Last year, the Mexican government passed a law mandating all pre-paid, anonymous mobile phone users submit their personal information to their wireless provider(s) and have their cellular line linked with their name and personal information. The law is aimed at curbing what Mexican officials are calling “mobile extortion.” Ransom demands from organized crime and drug cartel kidnappings are often made via anonymous, pre-paid cellular phones, and it is the preferred method of communication for “common criminals” in Mexico. The majority of Mexico’s estimated 84 million mobile phones are pre-paid, and with the weekend deadline for compliance looming, over 30 million pre-paid users have failed to submit their information in accordance with the new law. Mexican telcom companies were denied a request to extend the deadline for compliance by the country’s senate. The anonymous lines that are not in compliance by this weekend are supposed to be shut off by the wireless service provider the line is associate with. Critics of the law say that criminals will simply register the phones with fake or other people’s credentials, and that denying the Mexican people access to cellular phones is a violation of people’s constitutional rights under Mexican law. Telcom company America Movîl is predicting losses of around $10 million a day if the 30 million unregistered lines are indeed shut down. What do you think? For the greater good, or a violation of the rights and privacy of the Mexican people? More →

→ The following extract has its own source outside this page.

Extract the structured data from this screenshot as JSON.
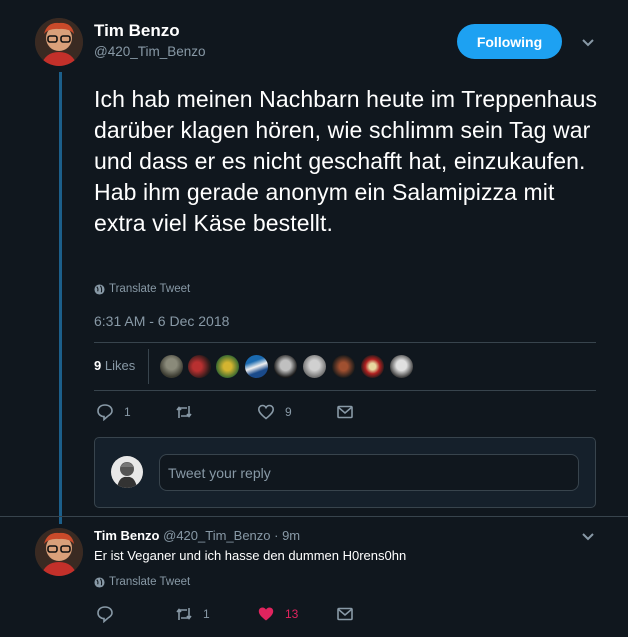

The House of Representatives defeated the digital TV delay bill with a 258-168 vote that failed to secure the two thirds needed for passage. The vote closely followed party lines with 155 Republicans voting against the bill and 22 Republicans voting for it. Amongst House Democrats, 236 voted for the bill and a mere 13 voted against it. The defeat signaled a win for House republicans who have opposed the delay, claiming the four month delay would further confuse consumers, cause an unnecessary delay for companies and public safety agencies waiting for the spectrum to be released and burden TV companies with the additional cost of broadcasting both analog and digital signals during the four month delay. The defeat is a setback for the Obama administration and congressional democrats who believe that the current resources to assist people in the digital TV transition are in a state of disarray and are concerned that the public, particularly poor, rural and low-income Americans, will not be adequately prepared when the analog air waves are turned off on February 17th. The Obama administration and congressional democrats still claim to be exploring all options to secure another vote on this issue.
First it was the White House that voiced its opposition earlier this week to the FCC’s plan for free wireless broadband using the white space spectrum, now it is Congress’s turn to weigh in on the matter. In a letter to the FCC, the incoming chairmen for the Senate and House Commerce committees, Sen. Jay Rockefeller (D-W.Va.) and Rep. Henry Waxman (D-Calif.), urged the FCC to focus on the upcoming digital TV transition and to stay away from “complex and controversial items that the new Congress and new administration will have an interest in reviewing” during the FCC’s next and final meeting for 2008. The FCC responded by saying that it is reviewing the letter and will reach out to the other offices before making a final decision on the vote. This request for a delay is in direct opposition to the request made by M2Z networks, a potential licensee of this white space spectrum and one of the driving forces behind the free wireless broadband proposal, which claimed that “any further delay from the FCC on this matter would result in the violation of a self-imposed Congressional deadline and would constitute a violation of the Communications Act.” With increasing pressure from both sides and the December 18th meeting drawing closer, the FCC only has a few short days to render a decision. The only thing we can be sure of is that the decision, regardless of which way it falls, will surely generate yet another round of controversy.
Looks like the four major US cell phone providers have been caught with their proverbial hands in the consumers pocket. Recently, Sen. Herb Kohl, chair of the antitrust subcommittee, sent a letter to the four major US Carriers (AT&T, Verizon Wireless, Sprint, and T-Mobile) asking them to explain why text messaging rates have doubled over the past 3 years when the cost to send them has remained the same. Seems like the Senator also noticed that when one carrier raises costs, they all follow suit. Aren’t these carriers supposed to be competing against each other to lower rates and not working together to raise them? So far none of the carriers have not responded. Not surprising.